"We cannot say it's been a completely smooth process, but it has surely been a worthwhile one.
"The assessment is a time-consuming exercise. Meeting our children and then starting to live with them and forming a family has not been problem-free either. It requires a lot of patience and preparation, and a strong commitment and willingness to change one's lifestyle and priorities.
"The amount of bureaucracy and the time the whole process takes is rather exhausting and trying, but I now consider it necessary to test one's determination. If one isn't willing to go through that, then one isn't probably prepared to deal with what comes afterwards. Once the children arrive, patience and energy levels are constantly put to the test. One's relationship is also strained to the limit."
The lesbian on
"I've always wanted to have children. Some people say that they want a career or that they want lots of money and the only thing I can ever remember thinking that I want for my future was to be a mum, and it's been like that since I was a teenager. I've been in a committed relationship for nearly 10 years and throughout all of that children have been at the forefront of my mind.

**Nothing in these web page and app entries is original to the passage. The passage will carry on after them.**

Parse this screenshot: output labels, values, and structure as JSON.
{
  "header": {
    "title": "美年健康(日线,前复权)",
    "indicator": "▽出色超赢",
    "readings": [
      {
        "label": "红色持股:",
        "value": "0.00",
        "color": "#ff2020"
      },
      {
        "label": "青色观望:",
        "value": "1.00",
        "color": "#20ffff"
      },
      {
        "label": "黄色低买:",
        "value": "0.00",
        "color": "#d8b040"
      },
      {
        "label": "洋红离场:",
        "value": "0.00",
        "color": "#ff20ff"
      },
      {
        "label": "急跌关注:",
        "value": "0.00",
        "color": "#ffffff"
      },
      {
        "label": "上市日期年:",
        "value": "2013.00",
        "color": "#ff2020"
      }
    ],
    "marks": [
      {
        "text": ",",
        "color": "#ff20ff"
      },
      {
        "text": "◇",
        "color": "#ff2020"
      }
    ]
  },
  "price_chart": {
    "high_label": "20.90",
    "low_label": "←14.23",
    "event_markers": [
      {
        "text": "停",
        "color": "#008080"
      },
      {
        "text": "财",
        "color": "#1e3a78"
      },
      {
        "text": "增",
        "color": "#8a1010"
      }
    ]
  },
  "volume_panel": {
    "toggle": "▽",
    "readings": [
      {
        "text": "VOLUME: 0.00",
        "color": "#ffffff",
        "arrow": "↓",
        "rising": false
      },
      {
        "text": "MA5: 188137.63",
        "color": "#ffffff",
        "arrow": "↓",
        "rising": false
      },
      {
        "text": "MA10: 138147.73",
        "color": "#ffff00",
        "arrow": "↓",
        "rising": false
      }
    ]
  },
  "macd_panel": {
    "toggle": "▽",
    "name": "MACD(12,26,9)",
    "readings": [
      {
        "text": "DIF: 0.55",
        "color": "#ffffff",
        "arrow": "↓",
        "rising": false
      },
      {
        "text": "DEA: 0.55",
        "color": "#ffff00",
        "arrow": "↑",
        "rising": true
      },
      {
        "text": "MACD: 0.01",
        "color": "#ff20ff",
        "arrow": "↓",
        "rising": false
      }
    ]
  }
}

"Coming out as a lesbian didn't affect my thinking, it just added the practical question of 'How?' I have a physical, biological urge to have children but my partner doesn't, so it was easy to decide who would be the 'tummy mummy'.
"I have been trying to get pregnant for about the last seven years - at first we asked a gay friend, but then went on to get funded assisted conception through Dumfries and Galloway NHS. That was initially IUI (intra-uterine insemination), and then, when that didn't
"Right now if feels like a long and fruitless road. I was completely unprepared for it being such a long and difficult journey. There isn't anything wrong with my fertility and in fact, for a 40-year-old woman my fertility levels are very high. But unfortunately even though I've got a lot of eggs, the older you get the less viable those eggs become. I've had several miscarriages.
"When we first looked into it the policy of our local health board was not to fund treatment for same-sex couples, but the policy changed in 2010. We still had to get a loan to get donor sperm, because the health board doesn't pay for that. My mum re-mortgaged her house. It costs about £3000 to use the European Sperm Bank as they ask you to buy all the sperm you might need for all the IUI and IVF cycles. You get lots of information about the donor via the sperm bank: a photo of him as a child, a personality profile, his medical history.
"We've got seven frozen embryos left but when those embryos are used that's us, our funded shot over, so we're kind of on the countdown to the end of the road, whatever it might bring. I'm back in hospital on Monday for the next round of embryo transfer to begin. Previously to this I've been really excited when the hospital time came round again, but now I'm just 'oh, here we go again.' I still desperately want a child, but the process is so stressful at times. It's been so long and exhausting - emotionally and physically.
"On my first round of IVF, I got an early pregnancy positive a couple of days before my official test date - I was ecstatic as you might imagine. Later I found I had lost the pregnancy. It was the weirdest feeling - so much loss for something that barely even lived.
"Sometimes I wonder if I can keep going. But at the same time I've got frozen embryos that are little potential lives. If the programme's not successful, I'll be devastated. But I will brush myself off really quickly and start the adoption process. I would start it now if it wasn't for the fact you're not allowed to while you're on an IVF programme. I've become quite philosophical. I feel I know that there's a child out there for us - and it might be a biological child, or it might not, but whatever it is, it will be perfect for us."